Logging out second user kills first user's session on KDE in a virtual machine (QXL driver)

link to this item - Bugzilla: #1382001

When you live switch users, logging out the second user kills the first user's session. This only happens with QXL driver which is used in virtual machines by default (GNOME Boxes, virt-manager).

Network issues

Hardware issues

Application issues

ARM issues

Fedora Server issues

Fedora Cloud issues

Fedora Atomic issues

Other issues

Hibernation doesn't work from a standard install

link to this item - Bugzilla: #1206936

The systemd-hibernate generator used to handle resume from hibernate functionality expects a resume=/path/to/swap in the kernel args. Anaconda does not add this into /etc/default/grub and the dracut cmdline generator doesn't act in a way the systemd hibernate generator can locate the swap with the resume image.

To work around this, check the devmapper path to the swap via swapon -s command and add it to the GRUB_CMDLINE_LINUX entry in /etc/default/grub, then regenerate the grub.cfg file used:

  • Via grub2-mkconfig:
    • For BIOS systems:
      sudo grub2-mkconfig -o /boot/grub2/grub.cfg
    • For EFI systems:
      sudo grub2-mkconfig -o /boot/efi/EFI/fedora/grub.cfg
  • Via grubby:
    sudo grubby --args=resume=/path/to/swap --update-kernel=$(grubby --default-kernel)

Booting other UEFI Linux distributions might not work from Fedora bootloader

link to this item - Bugzilla: #1353026

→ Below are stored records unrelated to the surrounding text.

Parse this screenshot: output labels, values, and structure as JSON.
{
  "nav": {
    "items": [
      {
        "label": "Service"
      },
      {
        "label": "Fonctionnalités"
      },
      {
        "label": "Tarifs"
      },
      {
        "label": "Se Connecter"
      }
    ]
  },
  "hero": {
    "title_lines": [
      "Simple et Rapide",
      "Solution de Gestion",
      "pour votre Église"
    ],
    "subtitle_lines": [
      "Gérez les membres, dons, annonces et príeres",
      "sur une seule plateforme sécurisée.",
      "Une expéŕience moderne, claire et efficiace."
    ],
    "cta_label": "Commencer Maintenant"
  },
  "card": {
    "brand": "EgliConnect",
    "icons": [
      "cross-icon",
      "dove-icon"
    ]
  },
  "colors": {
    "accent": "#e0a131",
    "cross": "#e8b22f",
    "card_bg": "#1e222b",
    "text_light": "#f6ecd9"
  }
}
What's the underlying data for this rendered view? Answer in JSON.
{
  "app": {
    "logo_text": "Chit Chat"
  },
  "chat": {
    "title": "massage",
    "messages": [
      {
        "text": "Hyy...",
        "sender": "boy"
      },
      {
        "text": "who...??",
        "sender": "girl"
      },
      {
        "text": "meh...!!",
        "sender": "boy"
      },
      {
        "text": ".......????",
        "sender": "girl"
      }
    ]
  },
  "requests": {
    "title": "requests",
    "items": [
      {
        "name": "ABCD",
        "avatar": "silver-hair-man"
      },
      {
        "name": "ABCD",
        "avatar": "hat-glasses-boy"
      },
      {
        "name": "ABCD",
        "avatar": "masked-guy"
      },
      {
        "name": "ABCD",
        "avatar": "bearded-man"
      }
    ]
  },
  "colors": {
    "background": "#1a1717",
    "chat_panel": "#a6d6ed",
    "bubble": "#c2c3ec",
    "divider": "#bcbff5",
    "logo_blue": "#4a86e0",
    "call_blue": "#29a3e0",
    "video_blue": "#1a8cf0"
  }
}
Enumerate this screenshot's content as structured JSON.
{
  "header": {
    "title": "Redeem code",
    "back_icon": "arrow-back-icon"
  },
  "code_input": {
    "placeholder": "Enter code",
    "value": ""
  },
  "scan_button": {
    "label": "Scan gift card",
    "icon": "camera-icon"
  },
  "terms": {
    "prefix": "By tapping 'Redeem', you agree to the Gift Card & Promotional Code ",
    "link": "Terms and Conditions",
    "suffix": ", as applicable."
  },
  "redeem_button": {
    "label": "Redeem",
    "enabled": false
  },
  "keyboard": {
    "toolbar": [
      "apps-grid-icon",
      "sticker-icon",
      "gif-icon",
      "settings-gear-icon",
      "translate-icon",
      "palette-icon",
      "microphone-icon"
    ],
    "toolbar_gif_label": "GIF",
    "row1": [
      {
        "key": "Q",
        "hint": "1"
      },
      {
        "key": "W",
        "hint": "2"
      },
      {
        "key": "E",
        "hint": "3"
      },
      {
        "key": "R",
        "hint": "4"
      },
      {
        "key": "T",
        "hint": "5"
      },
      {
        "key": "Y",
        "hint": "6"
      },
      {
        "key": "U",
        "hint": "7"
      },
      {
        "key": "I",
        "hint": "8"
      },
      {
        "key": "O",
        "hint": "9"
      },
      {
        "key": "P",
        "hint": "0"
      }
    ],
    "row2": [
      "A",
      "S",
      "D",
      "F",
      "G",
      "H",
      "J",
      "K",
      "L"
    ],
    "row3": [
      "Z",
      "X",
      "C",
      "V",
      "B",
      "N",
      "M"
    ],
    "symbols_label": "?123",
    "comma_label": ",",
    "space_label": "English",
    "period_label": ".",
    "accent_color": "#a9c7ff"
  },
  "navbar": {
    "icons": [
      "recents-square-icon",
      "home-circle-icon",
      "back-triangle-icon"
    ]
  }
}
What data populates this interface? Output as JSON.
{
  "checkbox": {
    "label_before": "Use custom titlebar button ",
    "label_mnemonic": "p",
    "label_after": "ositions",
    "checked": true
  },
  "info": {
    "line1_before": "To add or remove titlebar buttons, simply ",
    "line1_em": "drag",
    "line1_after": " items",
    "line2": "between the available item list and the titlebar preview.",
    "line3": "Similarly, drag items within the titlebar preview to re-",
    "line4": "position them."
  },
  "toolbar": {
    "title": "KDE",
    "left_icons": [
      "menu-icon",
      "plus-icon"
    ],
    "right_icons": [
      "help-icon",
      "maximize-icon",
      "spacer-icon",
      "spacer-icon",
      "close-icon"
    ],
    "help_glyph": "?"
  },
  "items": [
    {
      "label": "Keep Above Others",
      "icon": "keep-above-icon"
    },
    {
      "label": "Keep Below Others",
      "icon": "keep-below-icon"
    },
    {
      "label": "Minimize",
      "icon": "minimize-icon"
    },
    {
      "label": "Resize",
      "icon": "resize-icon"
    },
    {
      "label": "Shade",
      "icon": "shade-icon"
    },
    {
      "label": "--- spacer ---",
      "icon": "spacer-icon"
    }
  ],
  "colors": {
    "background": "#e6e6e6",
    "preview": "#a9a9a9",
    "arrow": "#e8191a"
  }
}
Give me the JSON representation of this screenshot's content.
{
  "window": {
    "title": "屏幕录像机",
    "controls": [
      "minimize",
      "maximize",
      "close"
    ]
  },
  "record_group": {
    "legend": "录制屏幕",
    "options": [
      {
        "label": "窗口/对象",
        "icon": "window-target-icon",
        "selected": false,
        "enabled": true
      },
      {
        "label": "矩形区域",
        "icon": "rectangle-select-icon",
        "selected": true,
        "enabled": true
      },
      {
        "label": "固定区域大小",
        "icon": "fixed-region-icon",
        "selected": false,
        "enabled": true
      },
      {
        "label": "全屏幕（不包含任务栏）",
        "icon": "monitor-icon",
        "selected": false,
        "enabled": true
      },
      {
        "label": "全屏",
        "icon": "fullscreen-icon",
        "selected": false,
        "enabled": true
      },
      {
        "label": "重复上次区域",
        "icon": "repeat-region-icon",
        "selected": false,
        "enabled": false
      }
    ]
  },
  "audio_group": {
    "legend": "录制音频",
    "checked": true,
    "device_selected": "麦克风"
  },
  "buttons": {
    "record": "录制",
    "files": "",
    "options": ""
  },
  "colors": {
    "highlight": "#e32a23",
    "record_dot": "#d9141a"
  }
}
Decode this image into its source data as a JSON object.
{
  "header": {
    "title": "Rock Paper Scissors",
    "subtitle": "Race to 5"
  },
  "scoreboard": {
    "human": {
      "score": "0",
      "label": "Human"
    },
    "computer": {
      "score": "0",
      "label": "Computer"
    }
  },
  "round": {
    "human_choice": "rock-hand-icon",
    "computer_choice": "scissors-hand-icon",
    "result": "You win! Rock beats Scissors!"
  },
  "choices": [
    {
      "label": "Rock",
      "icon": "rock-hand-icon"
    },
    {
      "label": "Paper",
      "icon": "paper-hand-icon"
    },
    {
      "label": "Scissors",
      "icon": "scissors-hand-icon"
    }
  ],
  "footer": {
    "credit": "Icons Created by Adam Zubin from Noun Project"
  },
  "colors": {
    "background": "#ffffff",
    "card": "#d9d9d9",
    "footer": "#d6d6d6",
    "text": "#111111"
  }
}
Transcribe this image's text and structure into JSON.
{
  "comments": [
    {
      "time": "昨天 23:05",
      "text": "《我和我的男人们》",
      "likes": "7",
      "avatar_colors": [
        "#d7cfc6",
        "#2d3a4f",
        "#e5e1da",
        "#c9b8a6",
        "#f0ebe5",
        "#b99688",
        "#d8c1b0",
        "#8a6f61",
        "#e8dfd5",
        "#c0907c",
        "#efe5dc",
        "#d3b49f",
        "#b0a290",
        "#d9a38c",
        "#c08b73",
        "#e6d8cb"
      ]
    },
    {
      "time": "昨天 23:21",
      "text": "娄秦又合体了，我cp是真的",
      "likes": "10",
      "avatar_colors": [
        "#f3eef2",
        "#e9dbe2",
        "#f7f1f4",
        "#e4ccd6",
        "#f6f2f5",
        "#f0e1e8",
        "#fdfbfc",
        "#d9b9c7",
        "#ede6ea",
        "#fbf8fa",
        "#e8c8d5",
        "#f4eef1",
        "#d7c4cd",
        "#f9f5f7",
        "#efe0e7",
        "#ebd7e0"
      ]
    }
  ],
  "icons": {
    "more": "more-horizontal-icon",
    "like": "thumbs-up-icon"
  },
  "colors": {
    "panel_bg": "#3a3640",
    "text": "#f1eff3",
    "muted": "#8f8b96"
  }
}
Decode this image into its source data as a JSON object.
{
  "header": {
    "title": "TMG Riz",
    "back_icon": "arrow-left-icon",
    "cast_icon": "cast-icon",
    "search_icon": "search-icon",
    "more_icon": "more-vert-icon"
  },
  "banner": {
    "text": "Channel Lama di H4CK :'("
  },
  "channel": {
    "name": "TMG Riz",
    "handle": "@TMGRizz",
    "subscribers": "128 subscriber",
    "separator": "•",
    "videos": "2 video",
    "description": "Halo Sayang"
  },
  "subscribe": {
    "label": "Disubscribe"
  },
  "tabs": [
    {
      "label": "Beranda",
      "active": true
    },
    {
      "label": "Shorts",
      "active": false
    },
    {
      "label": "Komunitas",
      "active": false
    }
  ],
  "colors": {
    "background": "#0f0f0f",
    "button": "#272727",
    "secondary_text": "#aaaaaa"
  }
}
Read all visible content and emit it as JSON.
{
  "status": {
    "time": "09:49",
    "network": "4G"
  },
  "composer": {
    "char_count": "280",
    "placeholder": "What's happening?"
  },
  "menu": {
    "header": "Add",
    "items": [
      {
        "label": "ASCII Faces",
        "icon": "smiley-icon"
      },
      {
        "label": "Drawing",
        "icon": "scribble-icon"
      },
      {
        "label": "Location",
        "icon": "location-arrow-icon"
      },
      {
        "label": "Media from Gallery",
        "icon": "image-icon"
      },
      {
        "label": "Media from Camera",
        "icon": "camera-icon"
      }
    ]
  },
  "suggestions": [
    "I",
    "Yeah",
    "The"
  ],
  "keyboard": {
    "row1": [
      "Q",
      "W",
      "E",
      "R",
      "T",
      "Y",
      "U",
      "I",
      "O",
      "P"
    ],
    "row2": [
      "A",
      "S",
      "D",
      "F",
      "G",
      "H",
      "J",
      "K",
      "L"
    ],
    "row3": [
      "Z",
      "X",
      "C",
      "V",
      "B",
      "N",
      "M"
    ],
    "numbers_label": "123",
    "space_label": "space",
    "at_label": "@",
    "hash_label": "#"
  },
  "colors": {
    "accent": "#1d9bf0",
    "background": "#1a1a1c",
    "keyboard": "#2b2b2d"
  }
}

Certain people who have multiple Linux distributions installed (in UEFI mode on GPT disks) report they're not able to boot non-Fedora systems from Fedora bootloader. If this happens to you, please tell us in RHBZ #1353026. The workaround should be to use your UEFI firmware to display a one-time boot menu (often displayed with F8, F10, F11, F12 or Esc) and pick the system you want to boot. That will boot the system directly, without going through Fedora bootloader. If this is not available for you, you can try to select the OS you want to boot in the Fedora bootloader, hit e to edit the boot menu, and replace linux and initrd keywords with linuxefi and initrdefi, then press Ctrl+x or F10 to boot it.